Homosexuality had been legal for just five years; that February, Bowie had casually, smirkingly come out to Melody Maker, and in July, 2,000 people marched through London in the U.K.'s first-ever pride rally. But "Starman" gathered that momentum and drew it into suburban houses via a trusted TV channel, landing an ecstatic gesture of queerness squarely in the domain where it was least welcome. “I had to phone someone, so I picked on you,” Bowie sings, pointing his finger directly into the camera and wags it around with the theatrical posturing that would become his patent. “If we can sparkle, he may land tonight / Don’t tell your papa, he’ll get us locked up in fright.” The closeted kids who saw this alien beam into their living rooms could rest assured that their secret would be safe, even as their parents looked on -- and that there was another world out there where it wouldn’t have to be a secret at all.
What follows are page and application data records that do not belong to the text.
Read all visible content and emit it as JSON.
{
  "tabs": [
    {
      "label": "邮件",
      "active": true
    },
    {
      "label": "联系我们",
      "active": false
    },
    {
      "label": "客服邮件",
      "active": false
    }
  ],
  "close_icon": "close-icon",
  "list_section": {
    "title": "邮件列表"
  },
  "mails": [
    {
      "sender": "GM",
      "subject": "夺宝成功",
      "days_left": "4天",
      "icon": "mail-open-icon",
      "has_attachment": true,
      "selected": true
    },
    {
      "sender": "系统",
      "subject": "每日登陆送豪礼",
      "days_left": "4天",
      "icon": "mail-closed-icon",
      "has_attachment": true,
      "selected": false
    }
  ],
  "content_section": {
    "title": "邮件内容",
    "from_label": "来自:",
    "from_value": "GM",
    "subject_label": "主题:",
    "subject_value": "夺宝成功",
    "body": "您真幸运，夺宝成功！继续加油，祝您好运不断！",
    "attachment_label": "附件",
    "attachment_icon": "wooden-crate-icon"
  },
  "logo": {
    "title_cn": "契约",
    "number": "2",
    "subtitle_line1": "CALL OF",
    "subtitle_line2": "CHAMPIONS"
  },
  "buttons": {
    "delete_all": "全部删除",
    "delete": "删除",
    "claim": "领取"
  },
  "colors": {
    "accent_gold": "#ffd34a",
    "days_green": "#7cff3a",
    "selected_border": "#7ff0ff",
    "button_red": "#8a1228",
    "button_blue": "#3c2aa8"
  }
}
“Starman” and Ziggy Stardust -- a bisexual, polyamorous alien rock star who descended to earth to show the kids a groovier way of life -- broke apart the common script of queerness as a perversion, an aberration, an anomaly. If it was unnatural to be queer, then “Starman” was proof that the queer kids came from a world brighter than this one. On national television, Bowie cast sexual transgression not as a failure of masculinity but rather as a transcendence of masculinity, of joyous ascendance into a celestial world without gender; he called us to imagine our lives without rigidity and shame. Compulsive heterosexuality and its suburban prisons turned cold and mundane in his dilated gaze. He came from a better world and he journeyed here to share its gifts -- daring us all to sparkle bright enough to be seen.